These meticulously scheduled calamities are a rather mixed bag. On the one hand, they give the film an ungainly, episodic gait: Research, research, talk, talk--and then off to Santa Maria del Popolo at 7:59 to try to thwart a murder; more research, research, talk, talk--then off to St. Peter’s at 8:58 to forestall another. On the other hand, the cascading cliffhangers do lend urgency to Ron Howard’s direction, and keep the film from drifting into the dramatic doldrums that regularly hampered The Da Vinci Code. It’s a nice touch, too, that the clues that lead from one destination to the next are often sculptures of angels holding arrows that point the way, giving the whole enterprise the feel of a celestial scavenger hunt.

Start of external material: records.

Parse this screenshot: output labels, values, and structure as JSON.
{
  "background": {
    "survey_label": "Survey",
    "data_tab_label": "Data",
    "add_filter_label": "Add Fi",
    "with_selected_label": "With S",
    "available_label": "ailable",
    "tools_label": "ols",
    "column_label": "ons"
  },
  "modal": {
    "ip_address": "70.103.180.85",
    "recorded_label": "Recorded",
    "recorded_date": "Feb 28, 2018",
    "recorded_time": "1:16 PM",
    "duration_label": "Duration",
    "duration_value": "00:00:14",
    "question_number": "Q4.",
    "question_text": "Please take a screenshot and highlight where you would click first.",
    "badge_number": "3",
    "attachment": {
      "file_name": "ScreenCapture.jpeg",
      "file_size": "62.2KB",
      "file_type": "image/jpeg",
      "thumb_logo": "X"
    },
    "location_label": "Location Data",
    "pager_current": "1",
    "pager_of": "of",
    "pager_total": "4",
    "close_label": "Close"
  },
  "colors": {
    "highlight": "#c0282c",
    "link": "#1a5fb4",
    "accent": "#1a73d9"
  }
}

It’s not all so elevated, of course. The carnal is also well- (one might say over-) represented, though not in an erotic sense: The film’s first murder victim has his eyeball spooned out; the second is stuffed full of dirt; and the third has his lungs pierced such that when Vittoria attempts mouth to mouth, blood sprays from his chest like the innards of an egg being blown empty for Easter. About the only brutalization of the flesh we do not witness is the sight of a man being burned alive--no, scratch that, we get that one too.
Figures emerge to help and hinder Langdon along the way, notably a boyish papal aide (played by a disappointingly wan Ewan McGregor), a grouchy commander of the Swiss Guards (Stellan Skarsgard), and a Cheney-esque cardinal (Armin Mueller-Stahl, looking as though even he has grown weary of his portraits of avuncular evil). I’ll leave it to viewers to guess which among these men are Not What They Seem, but this being Dan Brown, you know there will be at least one.
For its first three quarters, Angels & Demons is less awful than The Da Vinci Code: unremittingly silly and unexpectedly violent, but better paced and with a cast that seems generally committed to the task at hand. But in its closing laps, Angels & Demons makes up the distance with a series of twists that brutalize science and faith, character and continuity, and anything approximating narrative coherence. No, the film does not conclude with Langdon being elected Pope himself, but, watching the spiraling inanities of the last 20 minutes, one might be forgiven for thinking it would be the next logical step.
Christopher Orr is a senior editor of The New Republic.